Wait, it gets better. On pages 8 and 9 he lays out tables comparing U.S. per capita food consumption in 1909 vs. 1999. Not only does this chart obliterate any pitiful theory that he could’ve built in support of pomegranate seeds and spirulina, it bitch slaps almost every major health fad on the planet ? from low-fat to low-carb to Paleo to you name it. When I go over the changes, you’ll really see how FD (friggin? delusional) this guy really is. It boggles the mind, because he talks about how factory farming has caused animal fat to have more saturated fat than wild animals, who typically have higher levels of polyunsaturated body fat. Switching from saturates to veggie PUFA’s was the most radical dietary shift during that time jerky!

So let’s take a look at the changes from 1909, when Americans were vastly healthier, to 1999 when we were walking disasters. Let me know if you think it supports the ideas at 180DegreeHealth or if low-carb, vegetarian, low-fat, or Paleo nerds should claim victory for this piece of data. To reiterate, 180 is about displacing vegetable-based fat with saturated fat, particularly from animal and dairy fats, eating lots of starchy whole plant foods, including even the dreaded whole wheat, corn, and potato, eating fruit in moderation, and avoiding refined sugars and syrups like the plague?

In the American diet from 1909 to 1999, as reported by the USDA:

Consumption of whole milk dropped 49.8%

Consumption of skim milk increased 57.8%

Consumption of butter dropped 72.2%

Consumption of margarine increased 800%

Consumption of shortening increased 275%

Consumption of lard and tallow dropped 50%

Consumption of salad and cooking oil increased 1,450%

Consumption of fruit increased 29%

Consumption of vegetables increased 15.6%

Consumption of potatoes dropped 23% (of fresh, unprocessed taters, it fell by 73%)

Consumption of grains dropped 30.6% (corn by 50%, wheat by 30%)

Consumption of pork dropped 19%, eggs dropped 13.5%, beef increased by 22%, poultry increased 278%

Consumption of legumes and nuts increased 37.5%

And, drumroll please?

Refined sugar and syrup consumption increased by 74.7% (up about 1,600% from 1809)

And for the low-carb people especially, overall carbohydrate consumption fell from 57% of calories to 46% of calories. High-glycemic starches were displaced by lower glycemic high-fructose corn syrup and crystalline fructose.

To eat a 1909 diet today then, we must, as a nation, eat less margarine, shortening, vegetable oil, fruit, vegetables, skim milk, poultry, nuts, legumes, refined sugars, and beef?

And eat more butter, lard, tallow, potatoes, corn, whole wheat, pork, eggs, and whole milk.

I’m not saying I agree that we should do exactly that, or that changes from pork to poultry is even of any particular significance, but everyone has the right to know what changed in the American diet as we got sicker.
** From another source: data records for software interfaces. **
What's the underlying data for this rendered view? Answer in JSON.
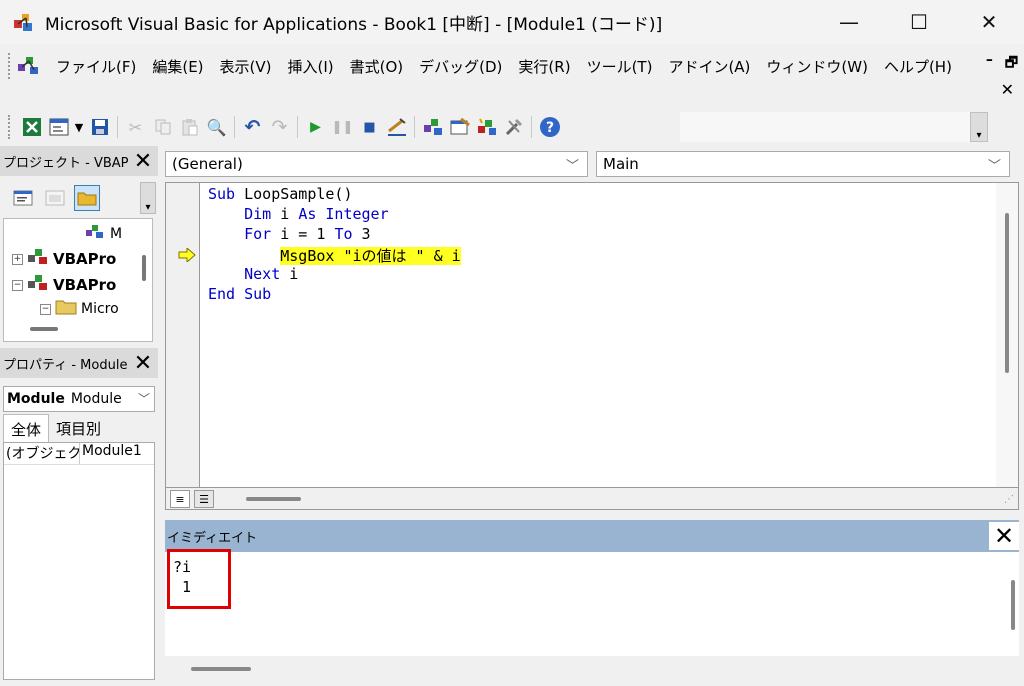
{
  "window": {
    "title": "Microsoft Visual Basic for Applications - Book1 [中断] - [Module1 (コード)]",
    "minimize": "—",
    "maximize": "☐",
    "close": "✕"
  },
  "menu": {
    "items": [
      {
        "label": "ファイル(F)"
      },
      {
        "label": "編集(E)"
      },
      {
        "label": "表示(V)"
      },
      {
        "label": "挿入(I)"
      },
      {
        "label": "書式(O)"
      },
      {
        "label": "デバッグ(D)"
      },
      {
        "label": "実行(R)"
      },
      {
        "label": "ツール(T)"
      },
      {
        "label": "アドイン(A)"
      },
      {
        "label": "ウィンドウ(W)"
      },
      {
        "label": "ヘルプ(H)"
      }
    ],
    "mdi_minimize": "–",
    "mdi_restore": "🗗",
    "mdi_close": "✕"
  },
  "project_pane": {
    "title": "プロジェクト - VBAP",
    "close": "✕",
    "tree": [
      {
        "label": "M"
      },
      {
        "label": "VBAPro"
      },
      {
        "label": "VBAPro"
      },
      {
        "label": "Micro"
      }
    ]
  },
  "properties_pane": {
    "title": "プロパティ - Module",
    "close": "✕",
    "combo_bold": "Module",
    "combo_rest": "Module",
    "tabs": [
      "全体",
      "項目別"
    ],
    "rows": [
      {
        "key": "(オブジェク",
        "value": "Module1"
      }
    ]
  },
  "code_window": {
    "object_combo": "(General)",
    "procedure_combo": "Main",
    "lines": [
      "Sub LoopSample()",
      "    Dim i As Integer",
      "    For i = 1 To 3",
      "        MsgBox \"iの値は \" & i",
      "    Next i",
      "End Sub"
    ]
  },
  "immediate": {
    "title": "イミディエイト",
    "close": "✕",
    "lines": [
      "?i",
      " 1"
    ]
  },
  "colors": {
    "keyword": "#0000c8",
    "highlight": "#ffff22",
    "immediate_title_bg": "#99b4d1",
    "annotation_box": "#e00000"
  }
}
The data makes it a tough feat to accuse dietary cholesterol, saturated fat, high-glycemic carbs, dairy, grains, or lack of fruits, vegetables, and legumes. It’s damn easy to blame it on vegetable oils and refined sugars though, which I think I’ll continue to do.

And a personal message to The Encyclopedia of Healing Foods:

?Consider yourself tossed m?fer! Ca-thunk goes 900 pages against the wall!